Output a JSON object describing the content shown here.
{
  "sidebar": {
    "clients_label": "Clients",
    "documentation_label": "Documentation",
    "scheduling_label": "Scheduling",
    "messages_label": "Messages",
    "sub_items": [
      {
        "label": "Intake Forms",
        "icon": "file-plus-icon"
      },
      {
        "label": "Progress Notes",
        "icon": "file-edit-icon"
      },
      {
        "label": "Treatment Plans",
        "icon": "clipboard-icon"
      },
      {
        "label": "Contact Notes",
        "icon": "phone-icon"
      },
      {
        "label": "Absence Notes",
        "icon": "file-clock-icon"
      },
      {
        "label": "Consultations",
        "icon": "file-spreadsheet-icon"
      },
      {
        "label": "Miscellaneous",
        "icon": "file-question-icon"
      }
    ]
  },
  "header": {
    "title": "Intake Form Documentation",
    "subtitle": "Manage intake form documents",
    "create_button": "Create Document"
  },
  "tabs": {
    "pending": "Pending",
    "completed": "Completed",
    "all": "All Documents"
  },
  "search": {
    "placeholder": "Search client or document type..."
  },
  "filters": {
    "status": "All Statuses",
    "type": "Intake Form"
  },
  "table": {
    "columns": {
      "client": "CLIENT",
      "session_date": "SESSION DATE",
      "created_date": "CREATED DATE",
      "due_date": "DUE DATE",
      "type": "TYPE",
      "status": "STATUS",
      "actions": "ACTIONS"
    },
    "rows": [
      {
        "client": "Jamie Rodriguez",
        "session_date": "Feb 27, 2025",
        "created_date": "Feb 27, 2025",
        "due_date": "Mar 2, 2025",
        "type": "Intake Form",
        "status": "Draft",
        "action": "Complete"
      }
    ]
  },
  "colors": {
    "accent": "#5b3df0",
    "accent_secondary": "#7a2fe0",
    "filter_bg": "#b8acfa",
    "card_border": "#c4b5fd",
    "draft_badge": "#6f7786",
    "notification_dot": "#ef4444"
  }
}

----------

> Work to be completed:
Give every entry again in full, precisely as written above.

> Result:
Output a JSON object describing the content shown here.
{
  "sidebar": {
    "clients_label": "Clients",
    "documentation_label": "Documentation",
    "scheduling_label": "Scheduling",
    "messages_label": "Messages",
    "sub_items": [
      {
        "label": "Intake Forms",
        "icon": "file-plus-icon"
      },
      {
        "label": "Progress Notes",
        "icon": "file-edit-icon"
      },
      {
        "label": "Treatment Plans",
        "icon": "clipboard-icon"
      },
      {
        "label": "Contact Notes",
        "icon": "phone-icon"
      },
      {
        "label": "Absence Notes",
        "icon": "file-clock-icon"
      },
      {
        "label": "Consultations",
        "icon": "file-spreadsheet-icon"
      },
      {
        "label": "Miscellaneous",
        "icon": "file-question-icon"
      }
    ]
  },
  "header": {
    "title": "Intake Form Documentation",
    "subtitle": "Manage intake form documents",
    "create_button": "Create Document"
  },
  "tabs": {
    "pending": "Pending",
    "completed": "Completed",
    "all": "All Documents"
  },
  "search": {
    "placeholder": "Search client or document type..."
  },
  "filters": {
    "status": "All Statuses",
    "type": "Intake Form"
  },
  "table": {
    "columns": {
      "client": "CLIENT",
      "session_date": "SESSION DATE",
      "created_date": "CREATED DATE",
      "due_date": "DUE DATE",
      "type": "TYPE",
      "status": "STATUS",
      "actions": "ACTIONS"
    },
    "rows": [
      {
        "client": "Jamie Rodriguez",
        "session_date": "Feb 27, 2025",
        "created_date": "Feb 27, 2025",
        "due_date": "Mar 2, 2025",
        "type": "Intake Form",
        "status": "Draft",
        "action": "Complete"
      }
    ]
  },
  "colors": {
    "accent": "#5b3df0",
    "accent_secondary": "#7a2fe0",
    "filter_bg": "#b8acfa",
    "card_border": "#c4b5fd",
    "draft_badge": "#6f7786",
    "notification_dot": "#ef4444"
  }
}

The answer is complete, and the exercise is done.